Drugs policy minister Angela Constance set out how the final £14.4 million share of the £50 million set aside to tackle Scotland’s drugs problem this year would be spent.
It will include additional funds for local alcohol and drug partnerships, who work to try to help those struggling with addiction.
And Ms Constance made clear she was “specifying that £5 million of that must be used to increase the use of residential rehabilitation and associated aftercare”.
The Scottish Government has already pledged to invest £100 million in residential rehabilitation over the next five years, starting with £13 million in this year.
Work is currently under way to “assess the demand for placements, where these will be provided and what sort of specialist facilities will be needed”, the minister said, adding she was concerned about the lack of specific centres to help women with children.
There will be £4 million spent on the implementation of new treatment standards – including a commitment to drug users to begin to receive support the day that they ask for help
Ms Constance said this would be “in place in many areas by autumn and fully in place by April next year”.
She also pledged £4 million of funding this year to make buprenorphine, an alternative to methadone, more widely available.
Unlike methadone, which has to be given daily, buprenorphine can be given by weekly injection.
A further £400,000 will be spent on exploring opportunities for heroin assisted treatment, with Ms Constance saying the Scottish Government is currently “working with health boards to identify areas where these services could be introduced”.
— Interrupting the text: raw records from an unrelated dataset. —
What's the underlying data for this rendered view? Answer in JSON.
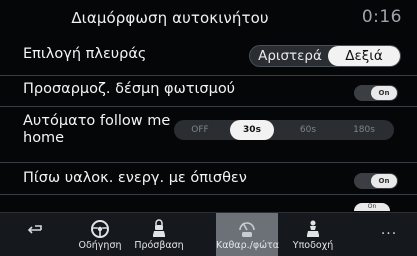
{
  "header": {
    "title": "Διαμόρφωση αυτοκινήτου",
    "clock": "0:16"
  },
  "rows": {
    "side": {
      "label": "Επιλογή πλευράς",
      "options": [
        "Αριστερά",
        "Δεξιά"
      ],
      "selected": "Δεξιά"
    },
    "headlight": {
      "label": "Προσαρμοζ. δέσμη φωτισμού",
      "toggle": "On"
    },
    "follow_me": {
      "label_line1": "Αυτόματο follow me",
      "label_line2": "home",
      "options": [
        "OFF",
        "30s",
        "60s",
        "180s"
      ],
      "selected": "30s"
    },
    "rear_wiper": {
      "label": "Πίσω υαλοκ. ενεργ. με όπισθεν",
      "toggle": "On"
    },
    "next": {
      "toggle": "On"
    }
  },
  "nav": {
    "items": [
      {
        "label": "",
        "icon": "back-arrow-icon"
      },
      {
        "label": "Οδήγηση",
        "icon": "steering-wheel-icon"
      },
      {
        "label": "Πρόσβαση",
        "icon": "car-lock-icon"
      },
      {
        "label": "Καθαρ./φώτα",
        "icon": "wiper-lights-icon"
      },
      {
        "label": "Υποδοχή",
        "icon": "person-car-icon"
      },
      {
        "label": "",
        "icon": "more-dots-icon"
      }
    ],
    "active_index": 3
  },
  "colors": {
    "background": "#050607",
    "navbar": "#15181c",
    "active_tab": "#6b7177",
    "selected_pill": "#f2f2f2"
  }
}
And she stressed she was “fully committed” to establishing drug consumption facilities, saying: “The evidence shows quite simply that these help reduce drug deaths.”
Here Ms Constance said she was continuing to lobby the UK Government, which has power over drugs laws, to either “allow these lifesaving facilities or to devolve the powers to this Parliament”.
But she also said work was being done in Scotland “to leave no stone unturned to overcome existing legal barriers” as ministers push for safer drugs consumption rooms to be established.
Speaking about the £50 million of funding this year to help those struggling with drug addition, Ms Constance said the money would “be spent on improving and saving lives”.
She added: “It is vital that those working on the front line have the necessary resources to meet the needs of drug users who seek help, and their families.”
The minister continued: “Over the next five years we will spend £250 million on addressing this crisis, £100 million of which will go on improving the provision of residential rehabilitation and I will update Parliament on progress in this area after the summer recess.
“I am determined that every penny of this additional funding will make a difference to all those affected by drug use in Scotland.”